The Red Stable history
The barn, called back then had many uses which seem to have correlated with the occupations of each resident in the adjoing house, 820 S. 5th St. Around 1870 Henry Waldschmidt, a well known blacksmith of the area likely operated in the stable prior to moving his shop to the present location of G. Michael’s restaurant. Later in 1928 Walter Hexter resided in the home. Hexter was a dealer in ice and coal and used the stable to store the ice. It is said the stable walls were lined with cork to keep the ice from melting as quickly. The house and stable was purchased in 1958 by Phil & Shirley Kientz. Phil grew up in German Village and was a commercial artist from CCAD, who created the Moai and other work at the famed Kahiki Restaurant in Columbus, as well as the Umbrella Girl statue in Schiller Park. Shirley started the German Village Garten Club and was secretary for the German Village Society. Both were integral during the rehabilitation & “Renewal” period in the 60s and were founding charter members of the German Village Society established in 1960.

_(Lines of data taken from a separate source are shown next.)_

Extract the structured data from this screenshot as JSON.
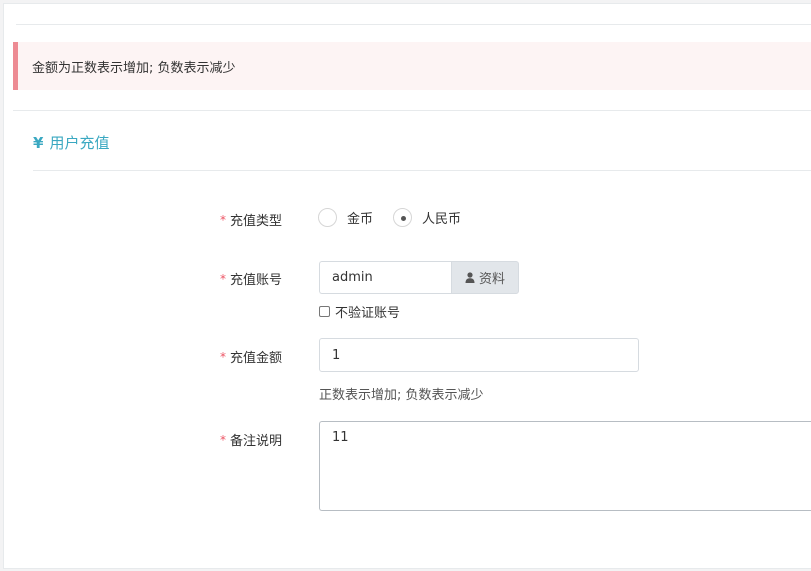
{
  "alert": {
    "text": "金额为正数表示增加; 负数表示减少"
  },
  "section": {
    "title": "用户充值",
    "icon": "yen-icon"
  },
  "form": {
    "required_mark": "*",
    "type": {
      "label": "充值类型",
      "options": [
        {
          "label": "金币",
          "checked": false
        },
        {
          "label": "人民币",
          "checked": true
        }
      ]
    },
    "account": {
      "label": "充值账号",
      "value": "admin",
      "addon_label": "资料",
      "addon_icon": "user-icon",
      "checkbox_label": "不验证账号",
      "checkbox_checked": false
    },
    "amount": {
      "label": "充值金额",
      "value": "1",
      "help": "正数表示增加; 负数表示减少"
    },
    "remark": {
      "label": "备注说明",
      "value": "11"
    }
  },
  "colors": {
    "accent": "#3aa8c1",
    "alert_border": "#ed8b93",
    "alert_bg": "#fdf4f4",
    "required": "#ed5565"
  }
}
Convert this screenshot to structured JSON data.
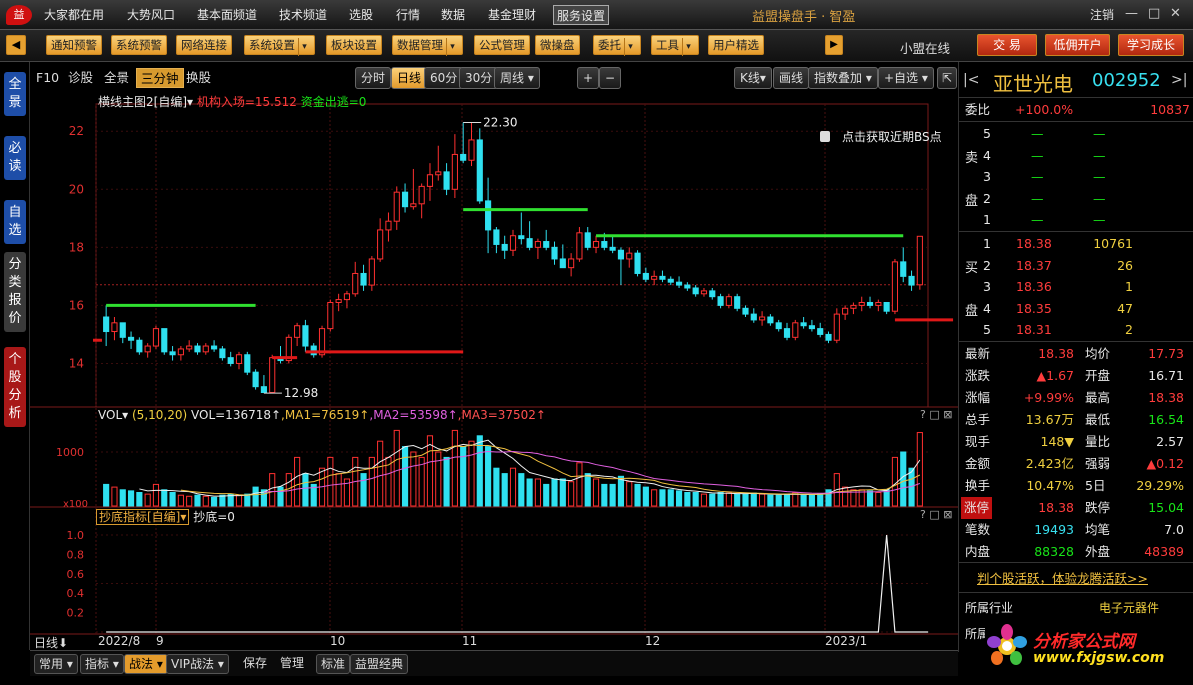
{
  "topbar": {
    "logo_text": "益",
    "menus": [
      "大家都在用",
      "大势风口",
      "基本面频道",
      "技术频道",
      "选股",
      "行情",
      "数据",
      "基金理财",
      "服务设置"
    ],
    "active_menu": "服务设置",
    "app_title": "益盟操盘手 · 智盈",
    "user_label": "注销"
  },
  "toolbar": {
    "buttons": [
      {
        "label": "通知预警",
        "dd": false
      },
      {
        "label": "系统预警",
        "dd": false
      },
      {
        "label": "网络连接",
        "dd": false
      },
      {
        "label": "系统设置",
        "dd": true
      },
      {
        "label": "板块设置",
        "dd": false
      },
      {
        "label": "数据管理",
        "dd": true
      },
      {
        "label": "公式管理",
        "dd": false
      },
      {
        "label": "微操盘",
        "dd": false
      },
      {
        "label": "委托",
        "dd": true
      },
      {
        "label": "工具",
        "dd": true
      },
      {
        "label": "用户精选",
        "dd": false
      }
    ],
    "arrow_button": "▶",
    "online_label": "小盟在线",
    "trade_button": "交 易",
    "commission_button": "低佣开户",
    "learn_button": "学习成长"
  },
  "leftbar": {
    "tabs": [
      "全景",
      "必读",
      "自选",
      "分类报价",
      "个股分析"
    ]
  },
  "period_tabs": {
    "items": [
      "F10",
      "诊股",
      "全景",
      "三分钟",
      "换股"
    ],
    "active": "三分钟"
  },
  "period_buttons": {
    "items": [
      "分时",
      "日线",
      "60分",
      "30分",
      "周线"
    ],
    "active": "日线",
    "zoom_in": "+",
    "zoom_out": "−"
  },
  "chart_tools": {
    "kline": "K线",
    "draw": "画线",
    "indicator_overlay": "指数叠加",
    "add_watch": "+自选"
  },
  "main_panel": {
    "header_name": "横线主图2[自编]",
    "jigou": "机构入场=15.512",
    "zijin": "资金出逃=0",
    "bs_hint": "点击获取近期BS点",
    "max_label": "22.30",
    "min_label": "12.98"
  },
  "vol_panel": {
    "name": "VOL",
    "params": "(5,10,20)",
    "vol": "VOL=136718↑",
    "ma1": "MA1=76519↑",
    "ma2": "MA2=53598↑",
    "ma3": "MA3=37502↑",
    "unit": "x100",
    "tick": "1000"
  },
  "chaodi_panel": {
    "name": "抄底指标[自编]",
    "value": "抄底=0"
  },
  "date_axis": {
    "period": "日线",
    "labels": [
      "2022/8",
      "9",
      "10",
      "11",
      "12",
      "2023/1"
    ]
  },
  "bottombar": {
    "buttons": [
      "常用",
      "指标",
      "战法",
      "VIP战法",
      "保存",
      "管理",
      "标准",
      "益盟经典"
    ],
    "active": "战法"
  },
  "stock": {
    "name": "亚世光电",
    "code": "002952",
    "weibi_label": "委比",
    "weibi": "+100.0%",
    "weicha": "10837",
    "sell_label": [
      "卖",
      "盘"
    ],
    "buy_label": [
      "买",
      "盘"
    ],
    "sell": [
      {
        "lvl": "5",
        "price": "—",
        "vol": "—"
      },
      {
        "lvl": "4",
        "price": "—",
        "vol": "—"
      },
      {
        "lvl": "3",
        "price": "—",
        "vol": "—"
      },
      {
        "lvl": "2",
        "price": "—",
        "vol": "—"
      },
      {
        "lvl": "1",
        "price": "—",
        "vol": "—"
      }
    ],
    "buy": [
      {
        "lvl": "1",
        "price": "18.38",
        "vol": "10761"
      },
      {
        "lvl": "2",
        "price": "18.37",
        "vol": "26"
      },
      {
        "lvl": "3",
        "price": "18.36",
        "vol": "1"
      },
      {
        "lvl": "4",
        "price": "18.35",
        "vol": "47"
      },
      {
        "lvl": "5",
        "price": "18.31",
        "vol": "2"
      }
    ],
    "stats": [
      {
        "l1": "最新",
        "v1": "18.38",
        "c1": "r",
        "l2": "均价",
        "v2": "17.73",
        "c2": "r"
      },
      {
        "l1": "涨跌",
        "v1": "▲1.67",
        "c1": "r",
        "l2": "开盘",
        "v2": "16.71",
        "c2": "w"
      },
      {
        "l1": "涨幅",
        "v1": "+9.99%",
        "c1": "r",
        "l2": "最高",
        "v2": "18.38",
        "c2": "r"
      },
      {
        "l1": "总手",
        "v1": "13.67万",
        "c1": "y",
        "l2": "最低",
        "v2": "16.54",
        "c2": "g"
      },
      {
        "l1": "现手",
        "v1": "148▼",
        "c1": "y",
        "l2": "量比",
        "v2": "2.57",
        "c2": "w"
      },
      {
        "l1": "金额",
        "v1": "2.423亿",
        "c1": "y",
        "l2": "强弱",
        "v2": "▲0.12",
        "c2": "r"
      },
      {
        "l1": "换手",
        "v1": "10.47%",
        "c1": "y",
        "l2": "5日",
        "v2": "29.29%",
        "c2": "y"
      },
      {
        "l1": "涨停",
        "v1": "18.38",
        "c1": "r",
        "l2": "跌停",
        "v2": "15.04",
        "c2": "g"
      },
      {
        "l1": "笔数",
        "v1": "19493",
        "c1": "c",
        "l2": "均笔",
        "v2": "7.0",
        "c2": "w"
      },
      {
        "l1": "内盘",
        "v1": "88328",
        "c1": "g",
        "l2": "外盘",
        "v2": "48389",
        "c2": "r"
      }
    ],
    "promo": "判个股活跃，体验龙腾活跃>>",
    "industry_label": "所属行业",
    "industry": "电子元器件",
    "region_label": "所属",
    "watermark": "分析家公式网",
    "watermark_url": "www.fxjgsw.com"
  },
  "chart_data": {
    "type": "candlestick",
    "ylim": [
      12.5,
      22.8
    ],
    "yticks": [
      14,
      16,
      18,
      20,
      22
    ],
    "candles": [
      [
        15.6,
        16.0,
        14.6,
        15.1,
        0.4
      ],
      [
        15.1,
        15.6,
        14.8,
        15.4,
        0.35
      ],
      [
        15.4,
        15.4,
        14.7,
        14.9,
        0.3
      ],
      [
        14.9,
        15.1,
        14.5,
        14.8,
        0.28
      ],
      [
        14.8,
        14.9,
        14.3,
        14.4,
        0.25
      ],
      [
        14.4,
        14.7,
        14.2,
        14.6,
        0.22
      ],
      [
        14.6,
        15.3,
        14.5,
        15.2,
        0.4
      ],
      [
        15.2,
        15.2,
        14.3,
        14.4,
        0.3
      ],
      [
        14.4,
        14.6,
        14.1,
        14.3,
        0.25
      ],
      [
        14.3,
        14.6,
        14.1,
        14.5,
        0.2
      ],
      [
        14.5,
        14.8,
        14.4,
        14.6,
        0.18
      ],
      [
        14.6,
        14.7,
        14.3,
        14.4,
        0.2
      ],
      [
        14.4,
        14.7,
        14.3,
        14.6,
        0.18
      ],
      [
        14.6,
        14.8,
        14.4,
        14.5,
        0.16
      ],
      [
        14.5,
        14.6,
        14.1,
        14.2,
        0.2
      ],
      [
        14.2,
        14.4,
        13.9,
        14.0,
        0.22
      ],
      [
        14.0,
        14.4,
        13.8,
        14.3,
        0.2
      ],
      [
        14.3,
        14.4,
        13.6,
        13.7,
        0.22
      ],
      [
        13.7,
        13.8,
        13.1,
        13.2,
        0.35
      ],
      [
        13.2,
        13.6,
        12.98,
        13.0,
        0.3
      ],
      [
        13.0,
        14.3,
        12.98,
        14.2,
        0.6
      ],
      [
        14.2,
        14.6,
        14.0,
        14.1,
        0.35
      ],
      [
        14.1,
        15.0,
        14.0,
        14.9,
        0.6
      ],
      [
        14.9,
        15.4,
        14.6,
        15.3,
        0.9
      ],
      [
        15.3,
        15.5,
        14.4,
        14.6,
        0.6
      ],
      [
        14.6,
        14.7,
        14.2,
        14.3,
        0.4
      ],
      [
        14.3,
        15.3,
        14.2,
        15.2,
        0.7
      ],
      [
        15.2,
        16.2,
        15.1,
        16.1,
        0.9
      ],
      [
        16.1,
        16.4,
        15.8,
        16.2,
        0.6
      ],
      [
        16.2,
        16.5,
        15.9,
        16.4,
        0.5
      ],
      [
        16.4,
        17.5,
        16.3,
        17.1,
        0.9
      ],
      [
        17.1,
        17.4,
        16.5,
        16.7,
        0.6
      ],
      [
        16.7,
        17.7,
        16.5,
        17.6,
        0.9
      ],
      [
        17.6,
        19.0,
        17.5,
        18.6,
        1.2
      ],
      [
        18.6,
        19.2,
        18.2,
        18.9,
        0.9
      ],
      [
        18.9,
        20.1,
        18.6,
        19.9,
        1.4
      ],
      [
        19.9,
        20.2,
        19.2,
        19.4,
        1.1
      ],
      [
        19.4,
        20.7,
        19.3,
        19.5,
        1.0
      ],
      [
        19.5,
        20.2,
        19.0,
        20.1,
        0.9
      ],
      [
        20.1,
        20.9,
        19.6,
        20.5,
        1.3
      ],
      [
        20.5,
        21.5,
        20.3,
        20.6,
        1.0
      ],
      [
        20.6,
        20.9,
        19.8,
        20.0,
        0.9
      ],
      [
        20.0,
        21.9,
        19.7,
        21.2,
        1.4
      ],
      [
        21.2,
        22.3,
        20.9,
        21.0,
        1.1
      ],
      [
        21.0,
        22.3,
        20.8,
        21.7,
        1.2
      ],
      [
        21.7,
        22.1,
        19.5,
        19.6,
        1.3
      ],
      [
        19.6,
        20.4,
        17.8,
        18.6,
        1.1
      ],
      [
        18.6,
        18.7,
        17.8,
        18.1,
        0.7
      ],
      [
        18.1,
        18.4,
        17.6,
        17.9,
        0.6
      ],
      [
        17.9,
        18.6,
        17.7,
        18.4,
        0.7
      ],
      [
        18.4,
        19.2,
        18.1,
        18.3,
        0.6
      ],
      [
        18.3,
        18.9,
        17.9,
        18.0,
        0.5
      ],
      [
        18.0,
        18.3,
        17.6,
        18.2,
        0.5
      ],
      [
        18.2,
        18.6,
        17.9,
        18.0,
        0.4
      ],
      [
        18.0,
        18.2,
        17.4,
        17.6,
        0.5
      ],
      [
        17.6,
        18.1,
        17.3,
        17.3,
        0.5
      ],
      [
        17.3,
        17.8,
        17.0,
        17.6,
        0.45
      ],
      [
        17.6,
        18.7,
        17.5,
        18.5,
        0.8
      ],
      [
        18.5,
        18.7,
        17.9,
        18.0,
        0.6
      ],
      [
        18.0,
        18.4,
        17.8,
        18.2,
        0.5
      ],
      [
        18.2,
        18.5,
        17.9,
        18.0,
        0.4
      ],
      [
        18.0,
        18.4,
        17.8,
        17.9,
        0.4
      ],
      [
        17.9,
        18.0,
        16.7,
        17.6,
        0.55
      ],
      [
        17.6,
        18.0,
        17.3,
        17.8,
        0.45
      ],
      [
        17.8,
        17.9,
        17.0,
        17.1,
        0.4
      ],
      [
        17.1,
        17.3,
        16.8,
        16.9,
        0.35
      ],
      [
        16.9,
        17.2,
        16.7,
        17.0,
        0.3
      ],
      [
        17.0,
        17.2,
        16.8,
        16.9,
        0.3
      ],
      [
        16.9,
        17.0,
        16.7,
        16.8,
        0.3
      ],
      [
        16.8,
        17.0,
        16.6,
        16.7,
        0.28
      ],
      [
        16.7,
        16.8,
        16.5,
        16.6,
        0.25
      ],
      [
        16.6,
        16.7,
        16.3,
        16.4,
        0.25
      ],
      [
        16.4,
        16.6,
        16.3,
        16.5,
        0.22
      ],
      [
        16.5,
        16.6,
        16.2,
        16.3,
        0.22
      ],
      [
        16.3,
        16.4,
        15.9,
        16.0,
        0.25
      ],
      [
        16.0,
        16.4,
        15.9,
        16.3,
        0.24
      ],
      [
        16.3,
        16.4,
        15.8,
        15.9,
        0.22
      ],
      [
        15.9,
        16.0,
        15.6,
        15.7,
        0.22
      ],
      [
        15.7,
        15.9,
        15.4,
        15.5,
        0.24
      ],
      [
        15.5,
        15.8,
        15.3,
        15.6,
        0.22
      ],
      [
        15.6,
        15.7,
        15.3,
        15.4,
        0.2
      ],
      [
        15.4,
        15.5,
        15.1,
        15.2,
        0.2
      ],
      [
        15.2,
        15.4,
        14.8,
        14.9,
        0.22
      ],
      [
        14.9,
        15.5,
        14.8,
        15.4,
        0.25
      ],
      [
        15.4,
        15.6,
        15.2,
        15.3,
        0.2
      ],
      [
        15.3,
        15.5,
        15.1,
        15.2,
        0.2
      ],
      [
        15.2,
        15.4,
        14.9,
        15.0,
        0.22
      ],
      [
        15.0,
        15.1,
        14.7,
        14.8,
        0.3
      ],
      [
        14.8,
        15.9,
        14.7,
        15.7,
        0.6
      ],
      [
        15.7,
        16.0,
        15.5,
        15.9,
        0.35
      ],
      [
        15.9,
        16.1,
        15.7,
        16.0,
        0.3
      ],
      [
        16.0,
        16.3,
        15.8,
        16.1,
        0.3
      ],
      [
        16.1,
        16.3,
        15.9,
        16.0,
        0.28
      ],
      [
        16.0,
        16.2,
        15.8,
        16.1,
        0.25
      ],
      [
        16.1,
        16.1,
        15.7,
        15.8,
        0.3
      ],
      [
        15.8,
        17.6,
        15.7,
        17.5,
        0.9
      ],
      [
        17.5,
        18.0,
        16.8,
        17.0,
        1.0
      ],
      [
        17.0,
        17.2,
        16.5,
        16.7,
        0.7
      ],
      [
        16.71,
        18.38,
        16.54,
        18.38,
        1.36
      ]
    ],
    "green_lines": [
      [
        0,
        18,
        16.0
      ],
      [
        43,
        58,
        19.3
      ],
      [
        59,
        96,
        18.4
      ]
    ],
    "red_lines": [
      [
        20,
        23,
        14.2
      ],
      [
        24,
        43,
        14.4
      ],
      [
        95,
        102,
        15.5
      ]
    ],
    "ref_price": 16.71,
    "vol_ylim": [
      0,
      1500
    ],
    "chaodi": [
      [
        0,
        0
      ],
      [
        93,
        0
      ],
      [
        94,
        1
      ],
      [
        95,
        0
      ],
      [
        99,
        0
      ]
    ]
  }
}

The original Ohio-made gift shop
In 1970 Phillip converted the barn to The Red Stable, as his custom art studio and art gift shop, featuring Ohio-made artwork and gifts. Shirley ran the shop until 1983 when she became secretary of the German Village Society. The Red Stable has been home since to an antique shop, jewelry shop and most recently Mary B’s wearables, edibles and art-ables! The stable has historically been known in German Village as, “The Red Stable” since 1970.
German Village history
German Village was settled largely by German immigrant workers and by 1865, one-third of Columbus’s population was German and the community was flourishing. They built up the local neighborhood, including many businesses, breweries, schools and churches including Ohio-historic St. Mary’s Catholic Church.
Throughout the first half of the 20th century, however, the area fell into serious decline. Partly due to anti-German sentiment during World War I. Further decline occurred later due to the closing of the local breweries during Prohibition. After the war, the South end was zoned for manufacturing, leading to the erosion of the area’s residential feel. By the 1950s, the area had become a slum and the city decided to demolish one-third of the neighborhood to build a highway.
The “Renewal” period
Nearing complete destruction, a man named Frank Fetch purchased a house in the Village and was determined to rebuild the neighborhood. Fetch would later create the German Village Society. In June 1960, the adjacent property 820 S Fifth St., was debuted on the first German Village Haus Und Garten tour, hosted by the German Village Society. The tour attracted visitors and the local media to eight restored homes and two gardens for just $1.00. Today, 56 years later, the tour continues to thrive and is one of the city’s most popular events, drawing thousands of visitors to the area every year.
Read entire history at germanvillage.com.
Photos & credits: German Village Society, German Village House Histories, WOSU, worldwideweb and some cool vintage postcards we found on eBay.